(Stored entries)

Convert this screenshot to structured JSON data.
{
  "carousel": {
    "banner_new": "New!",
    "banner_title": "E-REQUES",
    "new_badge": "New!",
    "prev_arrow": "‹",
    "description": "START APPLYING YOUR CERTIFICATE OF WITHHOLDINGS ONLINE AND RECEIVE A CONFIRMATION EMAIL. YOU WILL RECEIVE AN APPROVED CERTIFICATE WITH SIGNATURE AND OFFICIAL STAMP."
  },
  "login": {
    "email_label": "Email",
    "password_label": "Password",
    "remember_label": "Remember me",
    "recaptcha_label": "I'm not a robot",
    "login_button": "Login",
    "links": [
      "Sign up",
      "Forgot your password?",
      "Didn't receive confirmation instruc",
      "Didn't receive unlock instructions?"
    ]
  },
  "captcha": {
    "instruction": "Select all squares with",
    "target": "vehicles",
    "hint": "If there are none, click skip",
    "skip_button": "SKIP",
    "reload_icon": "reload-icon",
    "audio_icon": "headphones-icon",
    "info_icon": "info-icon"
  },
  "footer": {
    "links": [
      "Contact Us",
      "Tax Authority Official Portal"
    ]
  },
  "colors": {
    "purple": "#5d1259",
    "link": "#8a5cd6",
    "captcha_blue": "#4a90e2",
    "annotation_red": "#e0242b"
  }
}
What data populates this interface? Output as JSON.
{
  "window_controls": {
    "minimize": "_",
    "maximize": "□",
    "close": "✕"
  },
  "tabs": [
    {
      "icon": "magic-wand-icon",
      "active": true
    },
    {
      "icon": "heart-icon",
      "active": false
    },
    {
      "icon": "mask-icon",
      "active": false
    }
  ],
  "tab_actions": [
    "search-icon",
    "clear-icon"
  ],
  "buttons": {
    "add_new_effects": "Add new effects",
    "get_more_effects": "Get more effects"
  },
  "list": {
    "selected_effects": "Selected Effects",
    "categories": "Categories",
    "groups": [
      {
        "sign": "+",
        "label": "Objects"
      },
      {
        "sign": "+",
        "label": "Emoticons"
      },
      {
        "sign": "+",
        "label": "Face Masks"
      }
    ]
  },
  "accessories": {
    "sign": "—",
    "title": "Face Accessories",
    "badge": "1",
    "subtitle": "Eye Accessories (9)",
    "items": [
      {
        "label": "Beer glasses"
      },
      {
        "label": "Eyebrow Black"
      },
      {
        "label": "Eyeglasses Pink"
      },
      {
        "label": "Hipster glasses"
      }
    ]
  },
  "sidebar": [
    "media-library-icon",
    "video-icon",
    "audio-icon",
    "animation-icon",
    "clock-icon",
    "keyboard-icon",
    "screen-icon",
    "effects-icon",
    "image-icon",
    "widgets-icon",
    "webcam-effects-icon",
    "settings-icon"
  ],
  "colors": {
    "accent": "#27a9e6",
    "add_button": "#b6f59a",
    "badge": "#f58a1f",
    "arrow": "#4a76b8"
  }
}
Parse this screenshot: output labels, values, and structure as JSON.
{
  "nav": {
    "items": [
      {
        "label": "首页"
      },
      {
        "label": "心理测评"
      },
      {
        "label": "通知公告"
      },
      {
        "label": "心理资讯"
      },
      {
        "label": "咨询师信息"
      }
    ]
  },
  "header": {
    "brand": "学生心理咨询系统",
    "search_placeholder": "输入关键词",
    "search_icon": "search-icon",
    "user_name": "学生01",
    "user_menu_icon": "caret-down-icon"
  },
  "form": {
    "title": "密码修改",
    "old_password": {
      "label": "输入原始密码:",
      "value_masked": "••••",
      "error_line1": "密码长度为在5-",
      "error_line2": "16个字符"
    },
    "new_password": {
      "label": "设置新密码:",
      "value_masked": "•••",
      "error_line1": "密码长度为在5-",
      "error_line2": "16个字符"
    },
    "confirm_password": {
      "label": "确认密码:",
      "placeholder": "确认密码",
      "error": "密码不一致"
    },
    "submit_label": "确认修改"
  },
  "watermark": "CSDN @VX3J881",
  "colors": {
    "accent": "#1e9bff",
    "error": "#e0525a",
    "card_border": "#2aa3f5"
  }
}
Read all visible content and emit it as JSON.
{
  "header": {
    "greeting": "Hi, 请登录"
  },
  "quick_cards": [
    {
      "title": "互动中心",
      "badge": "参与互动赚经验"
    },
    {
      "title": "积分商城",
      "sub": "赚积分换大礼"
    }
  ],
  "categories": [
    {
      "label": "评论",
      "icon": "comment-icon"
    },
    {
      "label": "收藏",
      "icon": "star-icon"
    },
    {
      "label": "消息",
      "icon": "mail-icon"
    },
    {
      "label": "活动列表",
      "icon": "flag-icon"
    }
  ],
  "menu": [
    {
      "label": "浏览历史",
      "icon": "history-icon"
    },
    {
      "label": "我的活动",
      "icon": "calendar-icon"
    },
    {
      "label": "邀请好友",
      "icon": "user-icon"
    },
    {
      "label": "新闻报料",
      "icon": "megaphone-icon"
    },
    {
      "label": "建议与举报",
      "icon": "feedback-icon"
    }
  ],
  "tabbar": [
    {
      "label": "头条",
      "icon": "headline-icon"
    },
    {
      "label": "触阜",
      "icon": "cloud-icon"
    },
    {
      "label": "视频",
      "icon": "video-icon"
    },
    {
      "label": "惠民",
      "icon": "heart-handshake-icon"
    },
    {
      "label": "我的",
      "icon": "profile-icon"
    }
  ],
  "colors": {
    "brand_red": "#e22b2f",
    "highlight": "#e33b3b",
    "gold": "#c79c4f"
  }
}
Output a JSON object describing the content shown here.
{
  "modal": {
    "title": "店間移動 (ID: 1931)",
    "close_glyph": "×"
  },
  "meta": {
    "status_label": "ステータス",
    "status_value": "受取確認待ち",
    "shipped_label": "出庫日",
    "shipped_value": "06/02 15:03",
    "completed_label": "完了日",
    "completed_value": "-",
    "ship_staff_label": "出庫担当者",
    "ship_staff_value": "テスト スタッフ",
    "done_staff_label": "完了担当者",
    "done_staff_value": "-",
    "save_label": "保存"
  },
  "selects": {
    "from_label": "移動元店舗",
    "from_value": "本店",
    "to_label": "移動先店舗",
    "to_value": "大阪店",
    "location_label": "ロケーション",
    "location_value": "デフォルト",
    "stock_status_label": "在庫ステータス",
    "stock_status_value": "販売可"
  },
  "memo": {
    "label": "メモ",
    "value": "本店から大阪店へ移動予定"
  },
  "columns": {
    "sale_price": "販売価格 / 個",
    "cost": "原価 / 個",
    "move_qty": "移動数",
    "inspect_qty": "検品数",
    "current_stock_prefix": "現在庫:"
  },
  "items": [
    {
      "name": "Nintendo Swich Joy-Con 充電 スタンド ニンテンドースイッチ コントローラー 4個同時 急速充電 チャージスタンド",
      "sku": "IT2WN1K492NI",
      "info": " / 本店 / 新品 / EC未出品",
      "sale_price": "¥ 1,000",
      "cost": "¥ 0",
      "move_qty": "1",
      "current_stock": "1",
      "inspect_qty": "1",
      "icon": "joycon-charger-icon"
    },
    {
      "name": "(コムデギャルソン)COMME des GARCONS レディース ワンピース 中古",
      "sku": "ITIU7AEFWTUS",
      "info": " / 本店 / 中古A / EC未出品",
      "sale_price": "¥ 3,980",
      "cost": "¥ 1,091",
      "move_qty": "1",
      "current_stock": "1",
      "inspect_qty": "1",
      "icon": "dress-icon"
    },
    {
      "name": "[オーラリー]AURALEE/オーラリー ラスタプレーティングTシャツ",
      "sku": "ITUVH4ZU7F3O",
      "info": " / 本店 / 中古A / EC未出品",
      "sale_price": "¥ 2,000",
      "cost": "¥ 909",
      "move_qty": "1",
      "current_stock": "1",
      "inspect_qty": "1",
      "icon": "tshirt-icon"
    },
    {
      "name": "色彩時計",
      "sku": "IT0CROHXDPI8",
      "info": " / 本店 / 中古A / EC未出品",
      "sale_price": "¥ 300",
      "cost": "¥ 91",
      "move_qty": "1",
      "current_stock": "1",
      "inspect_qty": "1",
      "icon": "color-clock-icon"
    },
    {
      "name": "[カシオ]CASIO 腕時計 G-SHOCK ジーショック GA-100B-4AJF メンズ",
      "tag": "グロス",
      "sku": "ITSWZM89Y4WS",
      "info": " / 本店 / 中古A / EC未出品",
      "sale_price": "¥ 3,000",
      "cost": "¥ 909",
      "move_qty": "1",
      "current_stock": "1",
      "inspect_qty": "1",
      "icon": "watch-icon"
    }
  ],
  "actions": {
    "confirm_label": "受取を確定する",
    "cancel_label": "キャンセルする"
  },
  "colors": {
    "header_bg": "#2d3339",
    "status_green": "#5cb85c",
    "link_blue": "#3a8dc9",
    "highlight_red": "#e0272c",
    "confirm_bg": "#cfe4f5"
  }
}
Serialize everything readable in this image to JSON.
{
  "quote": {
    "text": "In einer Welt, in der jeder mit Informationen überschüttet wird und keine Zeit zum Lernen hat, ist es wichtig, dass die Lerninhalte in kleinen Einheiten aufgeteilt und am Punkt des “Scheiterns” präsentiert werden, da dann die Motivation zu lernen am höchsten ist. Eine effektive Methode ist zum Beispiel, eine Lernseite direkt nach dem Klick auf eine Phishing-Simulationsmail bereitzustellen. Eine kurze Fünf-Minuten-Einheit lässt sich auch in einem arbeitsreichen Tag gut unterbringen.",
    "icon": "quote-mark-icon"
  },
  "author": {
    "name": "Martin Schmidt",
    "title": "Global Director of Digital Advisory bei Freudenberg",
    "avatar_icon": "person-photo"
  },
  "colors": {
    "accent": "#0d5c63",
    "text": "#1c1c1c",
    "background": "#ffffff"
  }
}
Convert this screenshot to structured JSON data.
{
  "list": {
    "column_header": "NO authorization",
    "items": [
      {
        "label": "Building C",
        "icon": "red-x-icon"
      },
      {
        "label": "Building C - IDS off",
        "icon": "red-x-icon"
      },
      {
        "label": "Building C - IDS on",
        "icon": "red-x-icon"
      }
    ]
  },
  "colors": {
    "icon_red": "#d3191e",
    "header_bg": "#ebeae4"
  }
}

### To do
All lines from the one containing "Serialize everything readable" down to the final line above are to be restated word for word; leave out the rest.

### Problem solution
Serialize everything readable in this image to JSON.
{
  "quote": {
    "text": "In einer Welt, in der jeder mit Informationen überschüttet wird und keine Zeit zum Lernen hat, ist es wichtig, dass die Lerninhalte in kleinen Einheiten aufgeteilt und am Punkt des “Scheiterns” präsentiert werden, da dann die Motivation zu lernen am höchsten ist. Eine effektive Methode ist zum Beispiel, eine Lernseite direkt nach dem Klick auf eine Phishing-Simulationsmail bereitzustellen. Eine kurze Fünf-Minuten-Einheit lässt sich auch in einem arbeitsreichen Tag gut unterbringen.",
    "icon": "quote-mark-icon"
  },
  "author": {
    "name": "Martin Schmidt",
    "title": "Global Director of Digital Advisory bei Freudenberg",
    "avatar_icon": "person-photo"
  },
  "colors": {
    "accent": "#0d5c63",
    "text": "#1c1c1c",
    "background": "#ffffff"
  }
}
Convert this screenshot to structured JSON data.
{
  "list": {
    "column_header": "NO authorization",
    "items": [
      {
        "label": "Building C",
        "icon": "red-x-icon"
      },
      {
        "label": "Building C - IDS off",
        "icon": "red-x-icon"
      },
      {
        "label": "Building C - IDS on",
        "icon": "red-x-icon"
      }
    ]
  },
  "colors": {
    "icon_red": "#d3191e",
    "header_bg": "#ebeae4"
  }
}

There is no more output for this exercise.